Sign Up and Save
Get six months of free digital access to the Lexington Herald-Leader
The changes did not encourage a sense of kumbaya.
Jobs were tight locally. Nationally, a black man was about to become commander-in-chief. And the country was still fearful of Islam, the Somalis' religion.
Still, some people and some agencies were trying to tackle those problems to bring about a peaceful evolution.
Mohamed Nasser of Nicholasville, who co-founded the Christian- Muslim Dialogue group with Dr. John Parks of Lexington, thinks the film could be another catalyst to open minds.
"It is about informing people and working with other people," Nasser said. "Islam is nothing new."
Shahied Rashid, an imam and trustee at Masjid Bilal Ibin Rabah, a mosque on Russell Cave Road, said he has participated in discussions across religious and cultural lines for decades. The Christian- Muslim Dialogue group, he said, has created a means of "sustained non- confrontational dialogue" for those who want to better grasp unfamiliar cultures.
"When people are demystified, their hearts seek to engage each other," Rashid said.
His wife, Ollie Rashid, a member of the group's steering committee, agreed.
"People are really open at these forums," she said. "They say what they need to say and try to share in order to enlighten others. It will be really open. It doesn't get brutal, but it gets expressed."
The meetings are not just about religion. Social and moral issues also are discussed.
A similar group Nasser helped form more than 20 years ago with Christians, Muslims and Jews was enthusiastic at first, but attendance waned.
"We didn't have an agenda," he said. "We would get together and talk. We were meeting with the same people and preaching to the choir."
When he helped form the Christian- Muslim Dialogue group, Nasser said, he planned topics and issues to be discussed, and that has been successful with new listeners, especially young people.
During the past couple of years, speakers have come from diverse backgrounds. "Each religion has something to offer," he said. "People are beginning to understand."

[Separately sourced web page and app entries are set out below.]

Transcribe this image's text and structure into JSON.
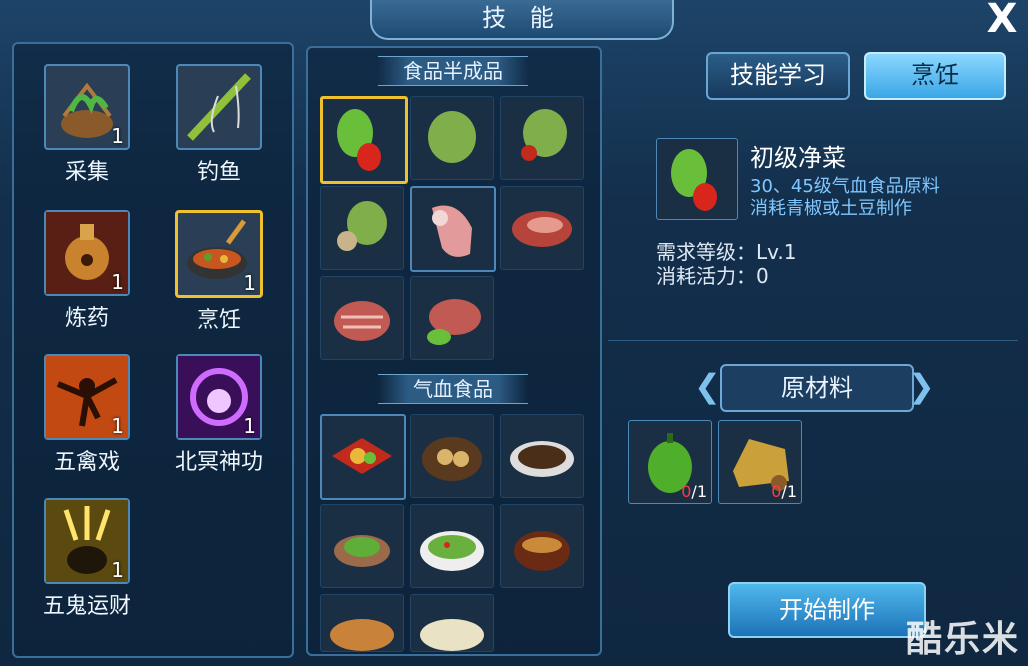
{
  "window": {
    "title": "技 能",
    "close_label": "X"
  },
  "skills": [
    {
      "label": "采集",
      "count": "1",
      "icon": "gathering-basket-icon"
    },
    {
      "label": "钓鱼",
      "count": "",
      "icon": "fishing-rod-icon"
    },
    {
      "label": "炼药",
      "count": "1",
      "icon": "alchemy-furnace-icon"
    },
    {
      "label": "烹饪",
      "count": "1",
      "icon": "cooking-wok-icon"
    },
    {
      "label": "五禽戏",
      "count": "1",
      "icon": "five-animals-icon"
    },
    {
      "label": "北冥神功",
      "count": "1",
      "icon": "beiming-power-icon"
    },
    {
      "label": "五鬼运财",
      "count": "1",
      "icon": "five-ghosts-wealth-icon"
    }
  ],
  "sections": {
    "semi": "食品半成品",
    "hp": "气血食品"
  },
  "tabs": {
    "learn": "技能学习",
    "cook": "烹饪"
  },
  "detail": {
    "name": "初级净菜",
    "desc1": "30、45级气血食品原料",
    "desc2": "消耗青椒或土豆制作",
    "level": "需求等级：Lv.1",
    "energy": "消耗活力：0"
  },
  "materials": {
    "title": "原材料",
    "items": [
      {
        "icon": "green-pepper-icon",
        "have": "0",
        "need": "/1"
      },
      {
        "icon": "potato-sack-icon",
        "have": "0",
        "need": "/1"
      }
    ]
  },
  "start_button": "开始制作",
  "watermark": "酷乐米",
  "colors": {
    "accent": "#f0c12c",
    "panel_border": "#3a6f9a",
    "button_blue": "#3aa6e6",
    "shortage_red": "#ff3b3b"
  }
}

The message of Welcome to Shelbyville is in keeping with the group's mission, Ollie Rashid said.
"We just wanted more people to see it and get a feel for what is happening to immigrants coming into small towns," she said.
Jonathan Bialosky, an immigration lawyer and program director at Maxwell Street Legal Clinic, will lead the discussion after the 60-minute film.
Asked what visitors should take away from the Christian- Muslim Dialogue group meetings, Shahied Rashid said, "Guests are expected to walk away with a conscious awareness of our universal identity, which is 'human being.' Whether we are a Christian human being or Muslim human being, the common denominator is 'human being."
But if he has been involved in various dialogues for decades and many people are still fearful of Islam, why keep trying?
"Our duty is to deliver the message plainly, enjoining what is right and forbidding what is wrong," the imam said. "Allah will ultimately decide between us concerning those matters in which we dispute."
In September and October, the group's meeting locations might change because of University of Kentucky football games at nearby Commonwealth Stadium. Usually the meetings are followed by a potluck and mingling, but there will be no food at Saturday's meeting because it is Ramadan, the month when Muslims fast during the day to teach patience and submissiveness to God.